Data items
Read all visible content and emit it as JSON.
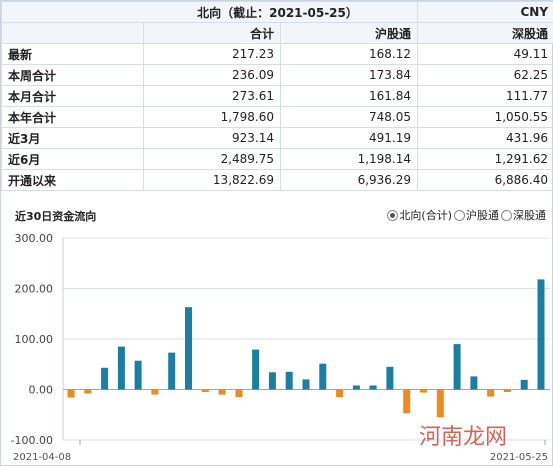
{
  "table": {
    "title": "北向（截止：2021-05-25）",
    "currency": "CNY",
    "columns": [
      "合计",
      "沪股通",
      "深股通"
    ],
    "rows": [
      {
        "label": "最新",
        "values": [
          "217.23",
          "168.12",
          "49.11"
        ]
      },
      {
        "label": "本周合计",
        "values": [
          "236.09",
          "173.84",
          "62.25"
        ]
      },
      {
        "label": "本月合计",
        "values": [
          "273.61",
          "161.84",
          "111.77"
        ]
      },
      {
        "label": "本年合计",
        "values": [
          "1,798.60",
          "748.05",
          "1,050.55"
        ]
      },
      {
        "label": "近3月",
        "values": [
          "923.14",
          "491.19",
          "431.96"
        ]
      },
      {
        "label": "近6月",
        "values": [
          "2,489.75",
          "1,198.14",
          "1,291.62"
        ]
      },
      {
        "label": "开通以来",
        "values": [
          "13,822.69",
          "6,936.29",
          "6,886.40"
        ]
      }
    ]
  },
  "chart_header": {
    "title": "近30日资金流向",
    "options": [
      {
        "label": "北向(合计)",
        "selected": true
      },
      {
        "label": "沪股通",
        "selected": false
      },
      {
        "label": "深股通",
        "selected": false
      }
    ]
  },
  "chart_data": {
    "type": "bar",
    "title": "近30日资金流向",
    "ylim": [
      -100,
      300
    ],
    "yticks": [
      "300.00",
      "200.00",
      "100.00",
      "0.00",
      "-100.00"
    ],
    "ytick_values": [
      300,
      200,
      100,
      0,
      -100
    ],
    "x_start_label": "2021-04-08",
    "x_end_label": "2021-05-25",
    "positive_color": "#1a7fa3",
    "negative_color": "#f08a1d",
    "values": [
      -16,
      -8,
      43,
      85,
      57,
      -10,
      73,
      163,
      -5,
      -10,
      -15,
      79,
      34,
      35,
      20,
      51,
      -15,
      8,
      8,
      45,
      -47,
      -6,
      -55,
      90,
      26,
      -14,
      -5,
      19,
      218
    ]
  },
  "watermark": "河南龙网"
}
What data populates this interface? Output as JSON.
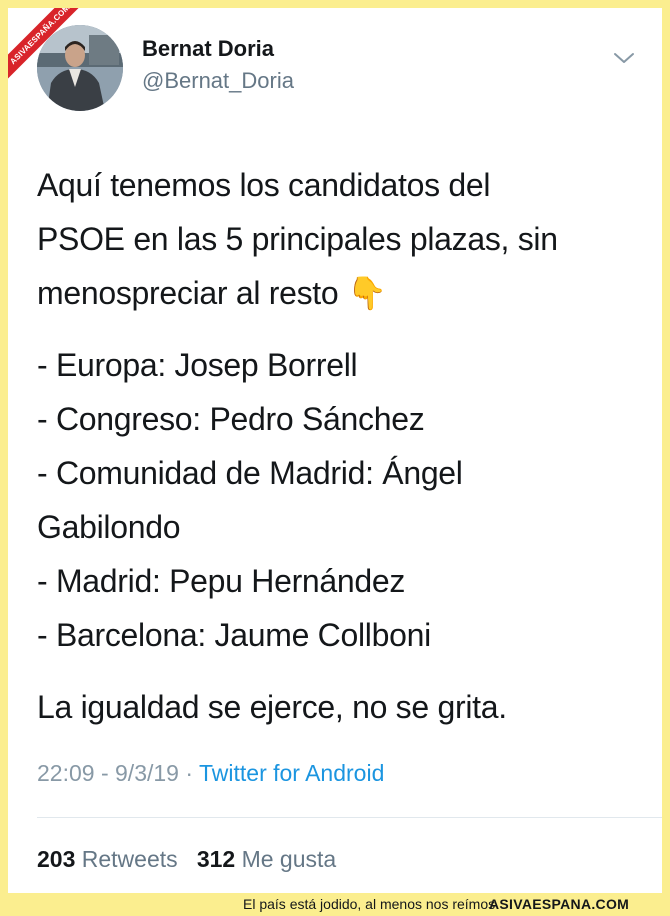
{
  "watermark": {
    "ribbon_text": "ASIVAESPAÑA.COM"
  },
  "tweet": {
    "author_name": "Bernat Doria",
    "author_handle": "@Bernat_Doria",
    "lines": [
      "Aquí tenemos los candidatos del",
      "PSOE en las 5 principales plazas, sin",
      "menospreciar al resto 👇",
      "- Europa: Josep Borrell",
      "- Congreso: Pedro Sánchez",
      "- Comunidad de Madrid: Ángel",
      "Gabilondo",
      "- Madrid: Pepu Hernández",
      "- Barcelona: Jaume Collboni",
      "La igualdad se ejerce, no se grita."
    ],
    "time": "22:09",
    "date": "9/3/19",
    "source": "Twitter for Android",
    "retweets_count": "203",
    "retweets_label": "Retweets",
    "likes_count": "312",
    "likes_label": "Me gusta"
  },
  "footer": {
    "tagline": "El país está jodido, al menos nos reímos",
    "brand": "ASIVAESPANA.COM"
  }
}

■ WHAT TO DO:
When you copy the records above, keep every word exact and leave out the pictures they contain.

■ YOUR SOLUTION:
Read all visible content and emit it as JSON.
{
  "table": {
    "title": "北向（截止：2021-05-25）",
    "currency": "CNY",
    "columns": [
      "合计",
      "沪股通",
      "深股通"
    ],
    "rows": [
      {
        "label": "最新",
        "values": [
          "217.23",
          "168.12",
          "49.11"
        ]
      },
      {
        "label": "本周合计",
        "values": [
          "236.09",
          "173.84",
          "62.25"
        ]
      },
      {
        "label": "本月合计",
        "values": [
          "273.61",
          "161.84",
          "111.77"
        ]
      },
      {
        "label": "本年合计",
        "values": [
          "1,798.60",
          "748.05",
          "1,050.55"
        ]
      },
      {
        "label": "近3月",
        "values": [
          "923.14",
          "491.19",
          "431.96"
        ]
      },
      {
        "label": "近6月",
        "values": [
          "2,489.75",
          "1,198.14",
          "1,291.62"
        ]
      },
      {
        "label": "开通以来",
        "values": [
          "13,822.69",
          "6,936.29",
          "6,886.40"
        ]
      }
    ]
  },
  "chart_header": {
    "title": "近30日资金流向",
    "options": [
      {
        "label": "北向(合计)",
        "selected": true
      },
      {
        "label": "沪股通",
        "selected": false
      },
      {
        "label": "深股通",
        "selected": false
      }
    ]
  },
  "chart_data": {
    "type": "bar",
    "title": "近30日资金流向",
    "ylim": [
      -100,
      300
    ],
    "yticks": [
      "300.00",
      "200.00",
      "100.00",
      "0.00",
      "-100.00"
    ],
    "ytick_values": [
      300,
      200,
      100,
      0,
      -100
    ],
    "x_start_label": "2021-04-08",
    "x_end_label": "2021-05-25",
    "positive_color": "#1a7fa3",
    "negative_color": "#f08a1d",
    "values": [
      -16,
      -8,
      43,
      85,
      57,
      -10,
      73,
      163,
      -5,
      -10,
      -15,
      79,
      34,
      35,
      20,
      51,
      -15,
      8,
      8,
      45,
      -47,
      -6,
      -55,
      90,
      26,
      -14,
      -5,
      19,
      218
    ]
  },
  "watermark": "河南龙网"
}
What data populates this interface? Output as JSON.
{
  "watermark": {
    "ribbon_text": "ASIVAESPAÑA.COM"
  },
  "tweet": {
    "author_name": "Bernat Doria",
    "author_handle": "@Bernat_Doria",
    "lines": [
      "Aquí tenemos los candidatos del",
      "PSOE en las 5 principales plazas, sin",
      "menospreciar al resto 👇",
      "- Europa: Josep Borrell",
      "- Congreso: Pedro Sánchez",
      "- Comunidad de Madrid: Ángel",
      "Gabilondo",
      "- Madrid: Pepu Hernández",
      "- Barcelona: Jaume Collboni",
      "La igualdad se ejerce, no se grita."
    ],
    "time": "22:09",
    "date": "9/3/19",
    "source": "Twitter for Android",
    "retweets_count": "203",
    "retweets_label": "Retweets",
    "likes_count": "312",
    "likes_label": "Me gusta"
  },
  "footer": {
    "tagline": "El país está jodido, al menos nos reímos",
    "brand": "ASIVAESPANA.COM"
  }
}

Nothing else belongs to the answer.